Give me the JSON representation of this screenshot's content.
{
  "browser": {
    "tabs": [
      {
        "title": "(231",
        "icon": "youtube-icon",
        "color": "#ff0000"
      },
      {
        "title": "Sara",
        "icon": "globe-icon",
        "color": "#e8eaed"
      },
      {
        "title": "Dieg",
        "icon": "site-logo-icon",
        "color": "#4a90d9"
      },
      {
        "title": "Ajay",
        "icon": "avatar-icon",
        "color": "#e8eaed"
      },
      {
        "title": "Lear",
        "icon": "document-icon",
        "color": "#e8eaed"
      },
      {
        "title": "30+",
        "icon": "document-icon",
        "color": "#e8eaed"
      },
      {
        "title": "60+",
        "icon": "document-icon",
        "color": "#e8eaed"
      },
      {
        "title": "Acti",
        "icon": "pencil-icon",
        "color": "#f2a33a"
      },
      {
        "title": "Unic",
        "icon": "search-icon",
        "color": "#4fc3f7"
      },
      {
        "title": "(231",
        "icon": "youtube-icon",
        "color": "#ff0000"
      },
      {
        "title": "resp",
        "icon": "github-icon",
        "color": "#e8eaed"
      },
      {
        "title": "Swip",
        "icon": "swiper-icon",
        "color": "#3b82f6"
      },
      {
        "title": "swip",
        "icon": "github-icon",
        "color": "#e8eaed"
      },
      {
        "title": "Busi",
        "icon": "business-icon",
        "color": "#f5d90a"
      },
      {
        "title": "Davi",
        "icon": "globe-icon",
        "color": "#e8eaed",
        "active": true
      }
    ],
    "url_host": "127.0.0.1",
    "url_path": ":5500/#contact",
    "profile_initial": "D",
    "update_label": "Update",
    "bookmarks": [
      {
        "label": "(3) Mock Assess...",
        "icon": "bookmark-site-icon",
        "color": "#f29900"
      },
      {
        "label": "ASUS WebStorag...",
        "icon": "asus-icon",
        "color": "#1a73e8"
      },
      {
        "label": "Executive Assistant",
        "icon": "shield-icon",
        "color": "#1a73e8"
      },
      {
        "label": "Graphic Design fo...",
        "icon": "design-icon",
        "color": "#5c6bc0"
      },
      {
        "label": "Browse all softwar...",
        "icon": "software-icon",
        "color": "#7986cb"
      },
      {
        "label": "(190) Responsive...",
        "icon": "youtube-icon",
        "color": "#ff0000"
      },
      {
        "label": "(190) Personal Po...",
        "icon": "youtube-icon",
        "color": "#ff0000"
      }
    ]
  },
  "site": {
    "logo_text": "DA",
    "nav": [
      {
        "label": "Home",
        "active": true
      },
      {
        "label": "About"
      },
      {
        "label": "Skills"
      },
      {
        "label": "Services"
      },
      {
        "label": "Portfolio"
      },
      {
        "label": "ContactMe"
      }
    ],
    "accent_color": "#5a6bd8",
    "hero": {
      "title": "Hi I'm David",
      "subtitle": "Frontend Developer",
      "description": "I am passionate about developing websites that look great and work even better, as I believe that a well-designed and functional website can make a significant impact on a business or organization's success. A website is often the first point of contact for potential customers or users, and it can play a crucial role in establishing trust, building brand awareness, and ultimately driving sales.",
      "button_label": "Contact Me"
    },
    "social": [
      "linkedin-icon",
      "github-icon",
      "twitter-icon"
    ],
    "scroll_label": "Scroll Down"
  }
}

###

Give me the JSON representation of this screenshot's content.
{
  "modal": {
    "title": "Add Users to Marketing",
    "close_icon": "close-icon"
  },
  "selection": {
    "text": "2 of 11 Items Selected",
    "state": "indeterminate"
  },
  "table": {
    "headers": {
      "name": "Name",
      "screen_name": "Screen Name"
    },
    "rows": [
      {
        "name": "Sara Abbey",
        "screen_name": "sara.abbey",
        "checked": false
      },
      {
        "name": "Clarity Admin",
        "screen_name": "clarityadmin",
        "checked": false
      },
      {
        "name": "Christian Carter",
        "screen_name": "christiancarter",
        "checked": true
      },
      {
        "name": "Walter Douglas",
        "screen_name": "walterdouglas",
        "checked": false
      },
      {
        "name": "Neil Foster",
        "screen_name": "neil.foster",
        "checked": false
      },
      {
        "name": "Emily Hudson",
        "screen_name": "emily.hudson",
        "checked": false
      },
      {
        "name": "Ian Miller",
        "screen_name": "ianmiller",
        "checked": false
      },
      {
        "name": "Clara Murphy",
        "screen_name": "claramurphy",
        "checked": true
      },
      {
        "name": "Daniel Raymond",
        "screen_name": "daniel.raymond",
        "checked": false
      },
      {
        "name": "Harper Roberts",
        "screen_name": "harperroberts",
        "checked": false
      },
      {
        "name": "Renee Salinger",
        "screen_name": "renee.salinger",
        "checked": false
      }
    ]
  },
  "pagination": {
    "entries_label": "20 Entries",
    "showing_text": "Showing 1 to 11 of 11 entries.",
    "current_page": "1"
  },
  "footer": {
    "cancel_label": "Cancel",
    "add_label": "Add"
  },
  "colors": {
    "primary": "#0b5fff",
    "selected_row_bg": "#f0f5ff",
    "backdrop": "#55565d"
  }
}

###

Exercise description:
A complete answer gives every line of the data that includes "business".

Reply:
        "icon": "business-icon",
      "description": "I am passionate about developing websites that look great and work even better, as I believe that a well-designed and functional website can make a significant impact on a business or organization's success. A website is often the first point of contact for potential customers or users, and it can play a crucial role in establishing trust, building brand awareness, and ultimately driving sales.",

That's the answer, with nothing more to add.